Hello. We’re back with our continuing look at effective EHS training. The series takes its cues from and expands on the ANSI Z490.1 standard on EHS training.
In this post, we’re going to take an in-depth look at Section 5, which is all about delivering EHS training.
The strong focus is on the EHS trainer in this one, plus there’s some stuff about training delivery and training materials.
If you want to download our free 42-page Guide to Effective EHS Training just click that link you just whizzed past. Or you’ll get another chance at the bottom of this article.
So with that said, let’s learn more about effective EHS training delivery, including trainers, training delivery, and training materials, right?
As we mentioned earlier, this section addresses EHS training delivery and focuses on the following:
Let’s look at each of those in closer detail below.
Effective EHS trainers should share a set of characteristics. They should:
When you’re designing and developing EHS training, you should specify all necessary qualifications for any EHS trainer who will lead that training.
Those qualifications may include subject matter expertise, training experience, and training delivery skill.
Subject matter expertise: This means knowledge of the EHS subject they’ll be teaching. The trainer may need technical knowledge, skills, or abilities to lead training on the topic effectively. The trainer doesn’t have to be Einstein, but does need to know his or her stuff.
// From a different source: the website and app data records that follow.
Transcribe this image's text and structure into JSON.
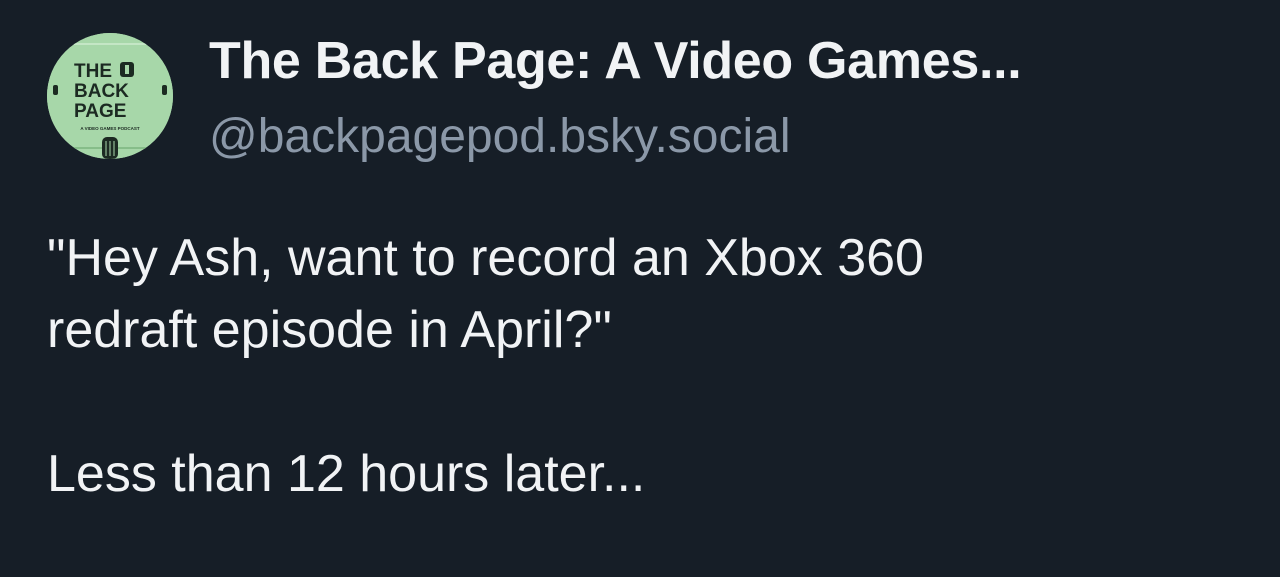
{
  "post": {
    "author": {
      "display_name": "The Back Page: A Video Games...",
      "handle": "@backpagepod.bsky.social",
      "avatar": {
        "line1": "THE",
        "line2": "BACK",
        "line3": "PAGE",
        "tagline": "A VIDEO GAMES PODCAST",
        "background_color": "#a7d7a9"
      }
    },
    "text_lines": [
      "\"Hey Ash, want to record an Xbox 360",
      "redraft episode in April?\"",
      "Less than 12 hours later..."
    ]
  },
  "colors": {
    "background": "#161e27",
    "text": "#f1f3f5",
    "handle": "#8b98a8"
  }
}
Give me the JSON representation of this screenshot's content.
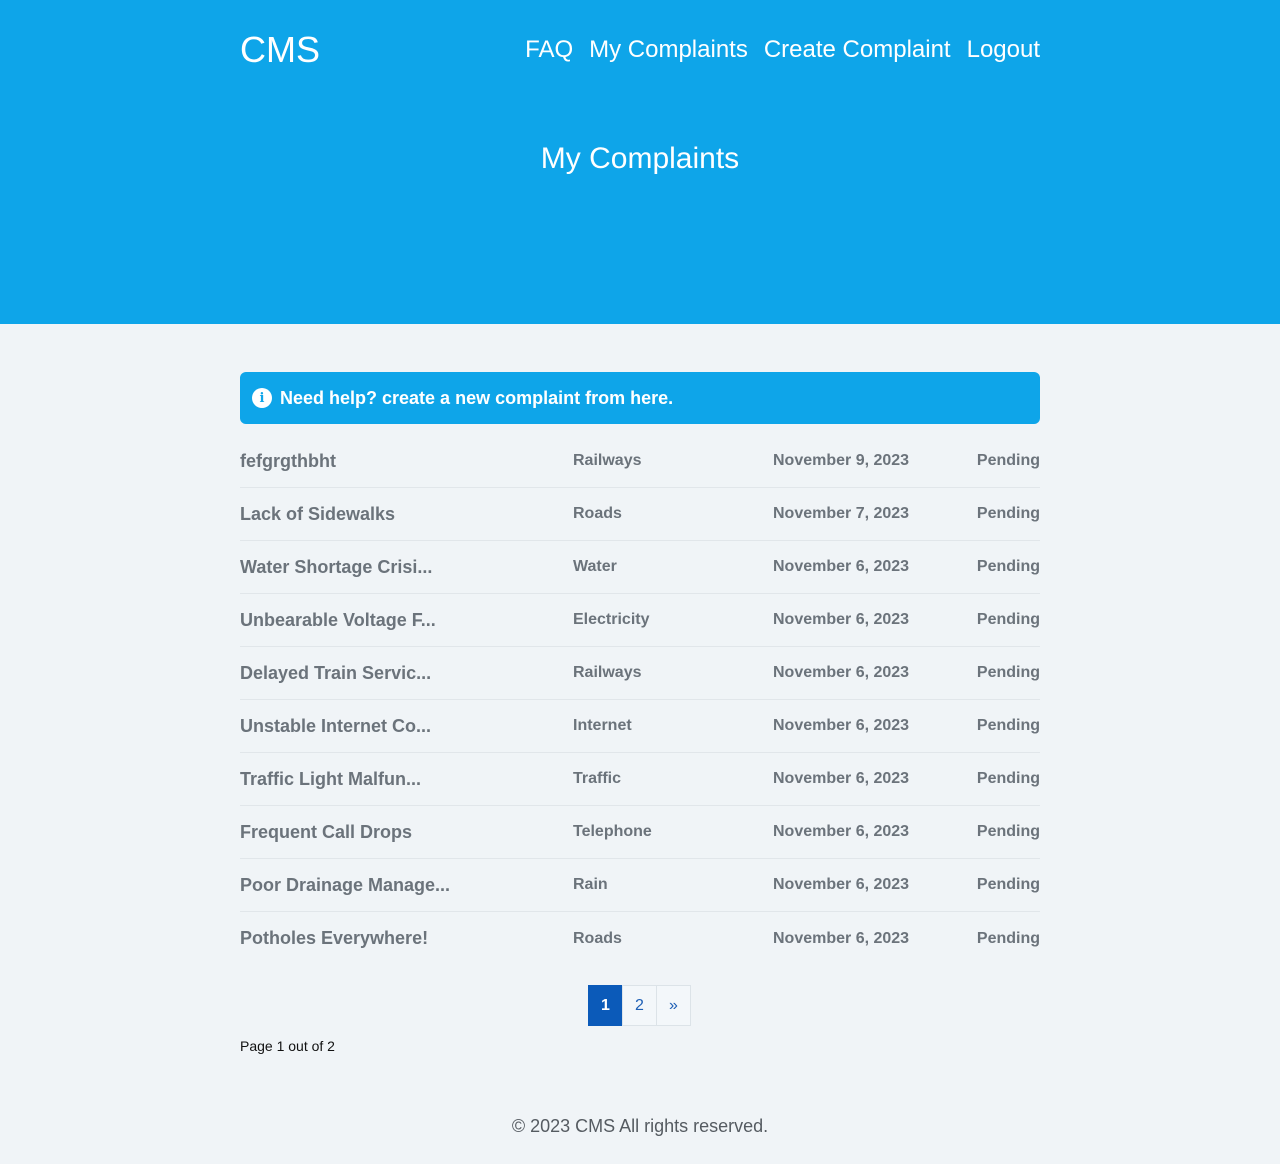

The word “appropriate” seems key here.
Training delivery skills: This means knowledge of effective manners of delivering training, with a particular emphasis on knowing and appealing to adult learning principles.
Trainers should keep their subject matter expertise and training delivery skills sharp and current through continuing education and other professional development opportunities. Training program administrators should create documents that show how EHS trainers comply to these expectations. This can include resumes, continuing education certificates, licenses, registrations, and/or simple experience sheets. There’s no one defined way to do this properly–just do it.
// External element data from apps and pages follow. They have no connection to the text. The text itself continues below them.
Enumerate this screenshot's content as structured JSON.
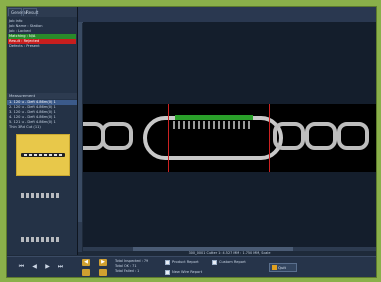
{
  "tabs": {
    "general": "General",
    "result": "Result"
  },
  "info_rows": [
    {
      "text": "Job info",
      "style": ""
    },
    {
      "text": "Job Name : Station",
      "style": ""
    },
    {
      "text": "Job : Locked",
      "style": ""
    },
    {
      "text": "Matching : N/A",
      "style": "green"
    },
    {
      "text": "Result : Rejected",
      "style": "red"
    },
    {
      "text": "Defects : Present",
      "style": ""
    }
  ],
  "measurements": {
    "header": "Measurement",
    "rows": [
      "1. 120 u - Defi 4.86m(0) 1",
      "2. 120 u - Defi 4.86m(0) 1",
      "3. 120 u - Defi 4.86m(0) 1",
      "4. 120 u - Defi 4.86m(0) 1",
      "5. 121 u - Defi 4.86m(0) 1",
      "Thin 3Rd Cut (11)"
    ]
  },
  "status_line": "300_0001 Cutter 1: 4.527 MM : 1.750 MM, Scale",
  "counters": {
    "total_inspected": "Total Inspected : 79",
    "total_ok": "Total OK : 71",
    "total_failed": "Total Failed : 1"
  },
  "buttons": {
    "product_report": "Product Report",
    "custom_report": "Custom Report",
    "new_wire_report": "New Wire Report",
    "quit": "Quit"
  },
  "colors": {
    "accent_green": "#2a8a2a",
    "accent_red": "#c81e1e",
    "frame": "#8ab04a"
  }
}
Delivery of effective EHS training and EHS training materials includes:
Let’s look at each of these in more detail.
This stage includes getting the trainer ready. Most notably, this means making sure the trainer:
Learning happens best in an appropriate learning environment that meets the needs of the trainees. In particular, the training environment should:
In addition, the learning environment should be one that helps facilitate learning. The Association for Talent Development has some good books on this kind of stuff.
And, if any training materials or aids will be used in the training session, there must be an adequate supply for all trainees, and they must be in good, operating condition.
Lastly, although this isn’t mentioned in ANSI Z490.1, a lot of research shows that workers are more likely to remember information from training and apply that training on the job if the training occurs in the same environment that the workers will later be expected to apply the training (the work area). This isn’t possible every time for a number of reasons, but try to take advantage of this when possible. Or, try to have them train with equipment and materials that will present the same visual clues they’ll see in the work area (“that handle” on the machine, “that row” on the spreadsheet,” etc.).
Now let’s look at the requirements regarding training delivery methods and materials.
The first thing the trainer should do is to be familiar with the training delivery methods and training materials that were designed and created during the training development phase of this process and to apply them so that the learning objectives are supported. For more about training development and learning objectives, please see our previous post in this series: Designing EHS Training.
In addition, the trainer should make appropriate use of adult learning principles. In explaining this more fully, ANSI Z490.1 states that “at a minimum,” the trainer should:
Click to read more about how to apply adult learning principles during safety training.
Finally, the trainer also has to ensure appropriate communication and feedback during the training. One of the fundamental concepts of training is that you’ve got to give the learners (or trainees, or employees, or whatever you want to call them) the chance to ask questions, get feedback on their questions or performances, and generally feel free to communicate openly and effectively about the training topic. Trainers should foster an environment that encourages and supports questions and comments, and they should build-in opportunities for practice and feedback. Remember to always create an atmosphere in which the learners feel safe asking questions; never make fun of or shame people when they ask something.
Learn how to design, create, deliver, and evaluate effective EHS training by following these best practices with our free step-by-step guide.